Regents of the University of California v. Bakke, case decided in 1978 by the U.S. Supreme Court. The Court held in a closely divided decision that race could be one of the factors considered in choosing a diverse student body in university admissions decisions. The Court also held, however, that the use of quotas in such affirmative action programs was not permissible; thus the Univ. of California, Davis, medical school had, by maintaining a 16% minority quota, discriminated against Allan Bakke, 1940–, a white applicant. The legal implications of the decision were clouded by the Court's division. Bakke had twice been rejected by the medical school, even though he had a higher grade point average than a number of minority candidates who were admitted. As a result of the decision, Bakke was admitted to the medical school and graduated in 1982.
"Regents of the University of California v. Bakke." The Columbia Encyclopedia, 6th ed.. . Encyclopedia.com. (November 22, 2017). http://www.encyclopedia.com/reference/encyclopedias-almanacs-transcripts-and-maps/regents-university-california-v-bakke
"Regents of the University of California v. Bakke." The Columbia Encyclopedia, 6th ed.. . Retrieved November 22, 2017 from Encyclopedia.com: http://www.encyclopedia.com/reference/encyclopedias-almanacs-transcripts-and-maps/regents-university-california-v-bakke

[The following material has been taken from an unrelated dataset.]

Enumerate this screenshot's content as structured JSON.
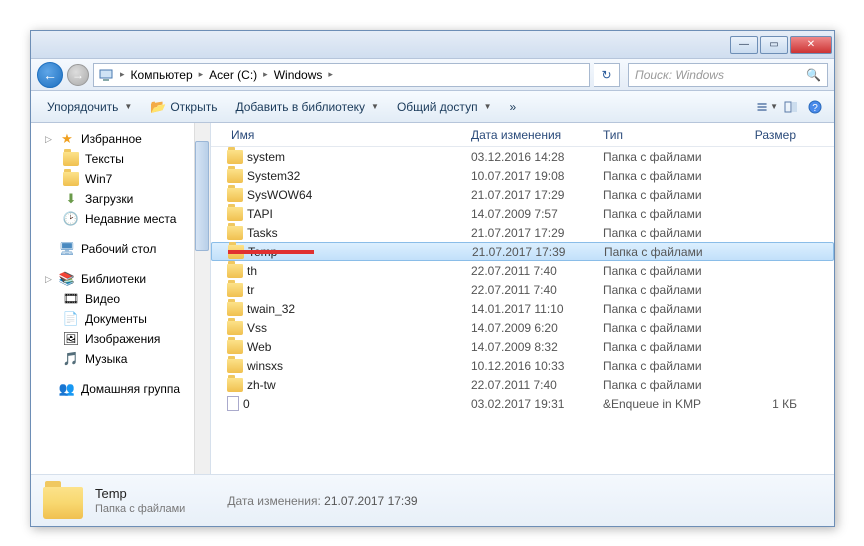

Encyclopedia.com gives you the ability to cite reference entries and articles according to common styles from the Modern Language Association (MLA), The Chicago Manual of Style, and the American Psychological Association (APA).
Within the “Cite this article” tool, pick a style to see how all available information looks when formatted according to that style. Then, copy and paste the text into your bibliography or works cited list.
Because each style has its own formatting nuances that evolve over time and not all information is available for every reference entry or article, Encyclopedia.com cannot guarantee each citation it generates. Therefore, it’s best to use Encyclopedia.com citations as a starting point before checking the style against your school or publication’s requirements and the most-recent information available at these sites:
Modern Language Association
The Chicago Manual of Style
American Psychological Association
- Most online reference entries and articles do not have page numbers. Therefore, that information is unavailable for most Encyclopedia.com content. However, the date of retrieval is often important. Refer to each style’s convention regarding the best way to format page numbers and retrieval dates.
- In addition to the MLA, Chicago, and APA styles, your school, university, publication, or institution may have its own requirements for citations. Therefore, be sure to refer to those guidelines when editing your bibliography or works cited list.